-- SUPPLIED DATA follows --

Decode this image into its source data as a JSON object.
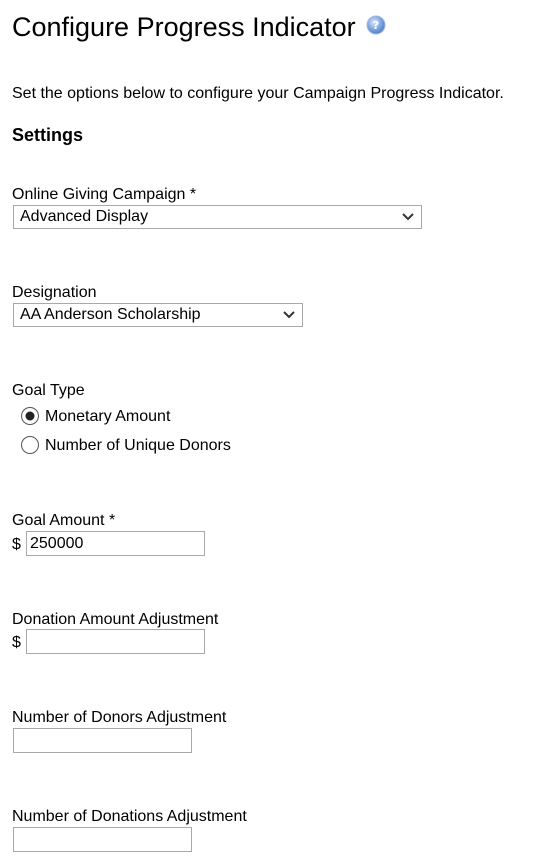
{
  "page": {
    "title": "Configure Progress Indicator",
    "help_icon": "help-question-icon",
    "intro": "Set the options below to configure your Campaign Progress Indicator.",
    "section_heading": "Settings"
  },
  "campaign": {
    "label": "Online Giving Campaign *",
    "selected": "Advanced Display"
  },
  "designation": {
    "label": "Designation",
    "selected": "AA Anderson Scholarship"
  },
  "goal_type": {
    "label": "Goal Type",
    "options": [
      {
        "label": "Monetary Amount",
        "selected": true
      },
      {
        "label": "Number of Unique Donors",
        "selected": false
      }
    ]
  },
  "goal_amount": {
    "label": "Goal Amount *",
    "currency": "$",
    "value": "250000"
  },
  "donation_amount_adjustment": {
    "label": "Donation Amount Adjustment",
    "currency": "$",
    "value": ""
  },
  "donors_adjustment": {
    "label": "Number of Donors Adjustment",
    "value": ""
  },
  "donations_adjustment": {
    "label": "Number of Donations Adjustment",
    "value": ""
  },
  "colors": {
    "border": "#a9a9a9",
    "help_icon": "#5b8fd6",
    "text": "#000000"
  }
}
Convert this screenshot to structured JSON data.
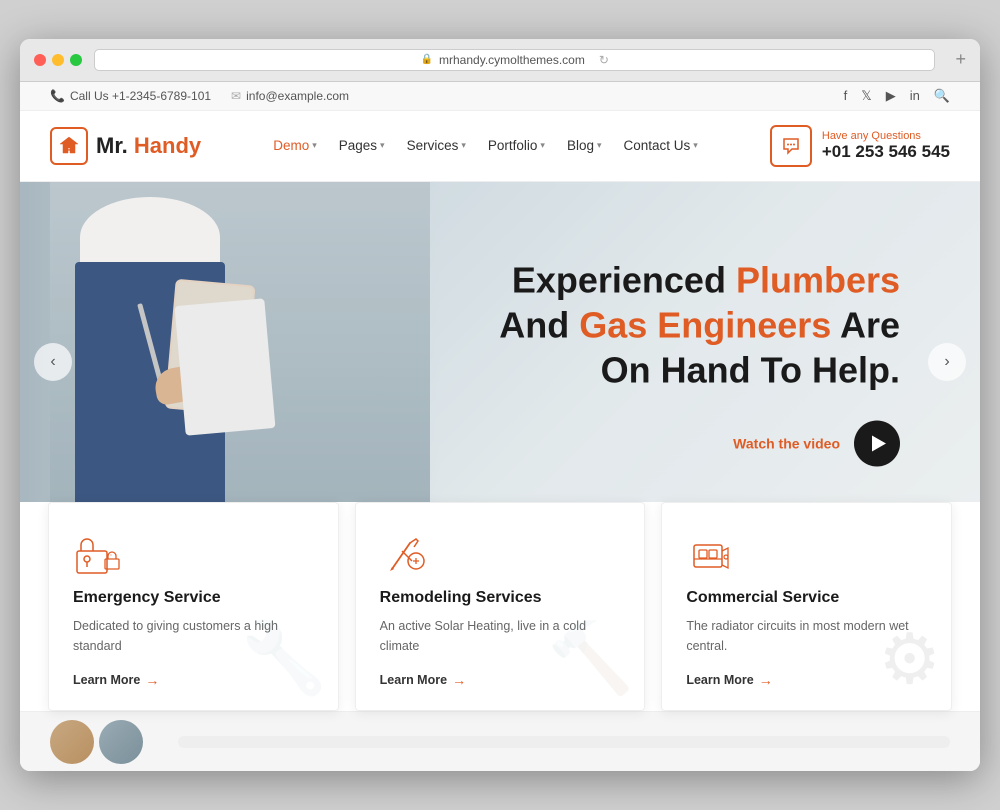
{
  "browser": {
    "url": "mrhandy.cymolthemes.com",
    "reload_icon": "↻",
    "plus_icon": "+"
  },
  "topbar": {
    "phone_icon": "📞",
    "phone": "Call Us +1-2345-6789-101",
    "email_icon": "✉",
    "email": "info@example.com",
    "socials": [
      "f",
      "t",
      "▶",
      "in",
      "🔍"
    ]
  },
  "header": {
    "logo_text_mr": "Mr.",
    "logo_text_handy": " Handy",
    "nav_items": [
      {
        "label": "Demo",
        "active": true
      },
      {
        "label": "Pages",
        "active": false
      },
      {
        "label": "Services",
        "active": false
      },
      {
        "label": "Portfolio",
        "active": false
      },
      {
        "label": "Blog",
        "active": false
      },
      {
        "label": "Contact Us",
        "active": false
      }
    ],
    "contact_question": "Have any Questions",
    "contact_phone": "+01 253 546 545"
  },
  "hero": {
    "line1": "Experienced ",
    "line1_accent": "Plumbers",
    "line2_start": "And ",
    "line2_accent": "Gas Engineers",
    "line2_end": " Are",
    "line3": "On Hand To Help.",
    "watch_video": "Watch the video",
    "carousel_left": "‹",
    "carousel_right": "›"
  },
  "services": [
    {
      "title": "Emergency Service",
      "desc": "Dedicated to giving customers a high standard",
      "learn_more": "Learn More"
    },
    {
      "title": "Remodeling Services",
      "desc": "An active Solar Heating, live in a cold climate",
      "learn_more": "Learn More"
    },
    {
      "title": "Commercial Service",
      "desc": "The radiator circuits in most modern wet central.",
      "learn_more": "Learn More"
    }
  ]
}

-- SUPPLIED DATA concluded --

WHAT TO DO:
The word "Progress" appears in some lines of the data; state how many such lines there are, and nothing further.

ANSWER FOR THE TASK:
2